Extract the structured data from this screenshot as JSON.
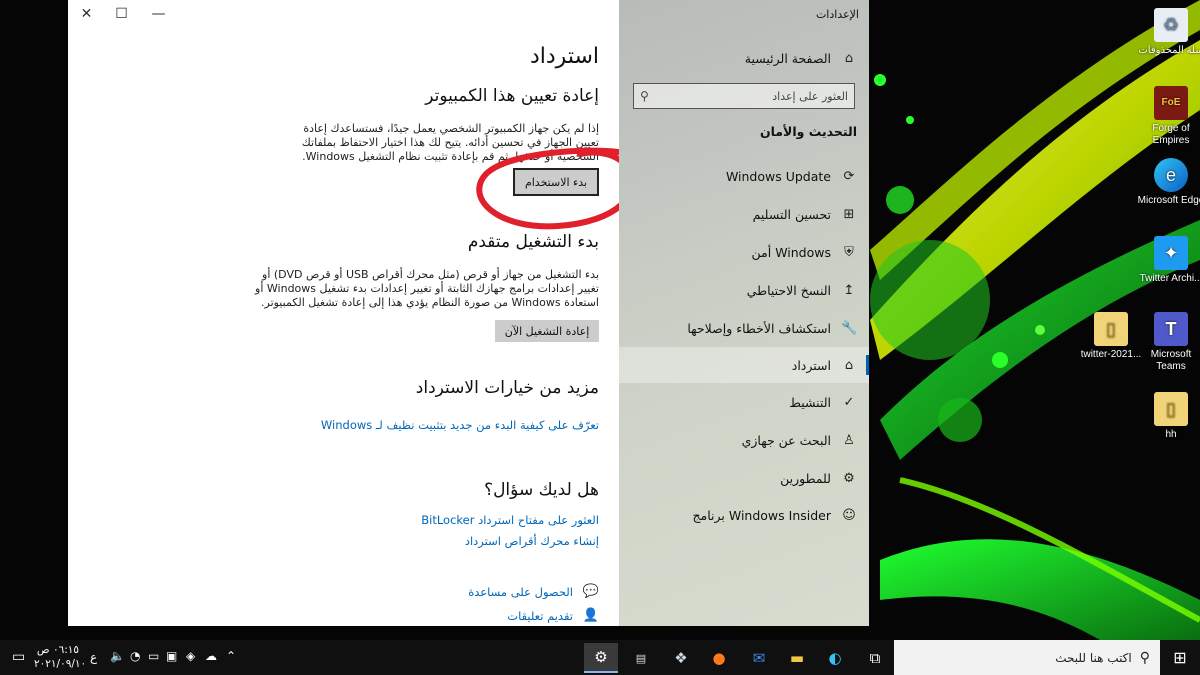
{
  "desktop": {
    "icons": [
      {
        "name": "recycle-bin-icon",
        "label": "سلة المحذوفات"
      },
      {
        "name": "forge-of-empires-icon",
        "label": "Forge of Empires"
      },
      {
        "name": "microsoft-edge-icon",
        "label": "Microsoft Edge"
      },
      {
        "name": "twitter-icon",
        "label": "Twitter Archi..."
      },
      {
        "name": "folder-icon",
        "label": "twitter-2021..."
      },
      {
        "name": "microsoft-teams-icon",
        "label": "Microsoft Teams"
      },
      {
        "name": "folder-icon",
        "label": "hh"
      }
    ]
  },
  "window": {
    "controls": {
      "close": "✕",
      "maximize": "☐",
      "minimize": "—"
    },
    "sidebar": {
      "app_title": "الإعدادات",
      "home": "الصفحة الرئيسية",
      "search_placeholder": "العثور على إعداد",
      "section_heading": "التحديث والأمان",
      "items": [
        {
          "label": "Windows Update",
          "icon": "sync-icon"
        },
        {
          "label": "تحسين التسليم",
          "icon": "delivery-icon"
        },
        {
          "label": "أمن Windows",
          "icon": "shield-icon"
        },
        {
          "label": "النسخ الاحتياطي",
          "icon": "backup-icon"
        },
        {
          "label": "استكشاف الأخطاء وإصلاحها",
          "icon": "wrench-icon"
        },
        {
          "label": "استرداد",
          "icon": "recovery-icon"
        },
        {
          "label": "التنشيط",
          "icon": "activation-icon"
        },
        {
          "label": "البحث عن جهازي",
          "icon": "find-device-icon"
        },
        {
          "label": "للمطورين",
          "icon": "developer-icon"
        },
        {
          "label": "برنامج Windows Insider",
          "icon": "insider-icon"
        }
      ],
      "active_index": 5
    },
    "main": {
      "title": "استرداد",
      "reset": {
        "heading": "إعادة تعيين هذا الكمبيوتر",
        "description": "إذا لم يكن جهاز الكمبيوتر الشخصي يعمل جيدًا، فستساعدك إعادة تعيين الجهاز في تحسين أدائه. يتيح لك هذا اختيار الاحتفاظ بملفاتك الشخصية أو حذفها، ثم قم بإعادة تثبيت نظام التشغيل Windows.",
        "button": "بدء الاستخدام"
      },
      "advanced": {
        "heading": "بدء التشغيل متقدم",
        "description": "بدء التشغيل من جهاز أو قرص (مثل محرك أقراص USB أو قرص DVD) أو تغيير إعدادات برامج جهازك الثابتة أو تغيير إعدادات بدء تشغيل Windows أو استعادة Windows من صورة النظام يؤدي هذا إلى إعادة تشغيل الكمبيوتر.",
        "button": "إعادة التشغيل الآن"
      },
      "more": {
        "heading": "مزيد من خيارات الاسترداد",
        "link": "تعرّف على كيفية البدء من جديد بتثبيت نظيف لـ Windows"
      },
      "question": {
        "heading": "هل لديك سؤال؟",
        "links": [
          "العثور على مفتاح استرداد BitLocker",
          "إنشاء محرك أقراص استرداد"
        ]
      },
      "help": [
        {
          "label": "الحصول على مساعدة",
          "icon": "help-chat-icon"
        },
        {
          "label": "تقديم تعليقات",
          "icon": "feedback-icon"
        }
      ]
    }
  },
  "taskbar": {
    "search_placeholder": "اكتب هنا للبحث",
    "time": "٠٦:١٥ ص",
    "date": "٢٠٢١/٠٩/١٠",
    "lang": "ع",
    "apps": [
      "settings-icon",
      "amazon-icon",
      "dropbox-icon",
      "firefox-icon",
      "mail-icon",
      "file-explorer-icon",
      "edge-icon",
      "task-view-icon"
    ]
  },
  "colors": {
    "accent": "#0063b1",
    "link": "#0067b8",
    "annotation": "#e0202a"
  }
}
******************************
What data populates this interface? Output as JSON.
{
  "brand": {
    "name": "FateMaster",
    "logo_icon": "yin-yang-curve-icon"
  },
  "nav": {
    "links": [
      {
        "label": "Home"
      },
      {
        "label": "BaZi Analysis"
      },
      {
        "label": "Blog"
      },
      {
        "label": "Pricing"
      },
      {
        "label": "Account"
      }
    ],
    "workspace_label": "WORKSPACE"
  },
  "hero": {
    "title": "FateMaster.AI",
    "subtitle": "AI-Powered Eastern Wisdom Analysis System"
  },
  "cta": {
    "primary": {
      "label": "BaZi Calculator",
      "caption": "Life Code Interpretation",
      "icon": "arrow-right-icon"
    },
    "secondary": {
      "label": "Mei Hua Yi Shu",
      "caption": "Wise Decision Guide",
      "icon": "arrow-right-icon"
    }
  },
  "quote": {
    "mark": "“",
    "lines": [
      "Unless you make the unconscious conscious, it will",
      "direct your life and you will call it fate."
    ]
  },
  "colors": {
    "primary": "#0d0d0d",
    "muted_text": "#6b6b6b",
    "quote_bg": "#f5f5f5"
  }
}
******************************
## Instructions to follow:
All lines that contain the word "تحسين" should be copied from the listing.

## Task solution:
          "label": "تحسين التسليم",
        "description": "إذا لم يكن جهاز الكمبيوتر الشخصي يعمل جيدًا، فستساعدك إعادة تعيين الجهاز في تحسين أدائه. يتيح لك هذا اختيار الاحتفاظ بملفاتك الشخصية أو حذفها، ثم قم بإعادة تثبيت نظام التشغيل Windows.",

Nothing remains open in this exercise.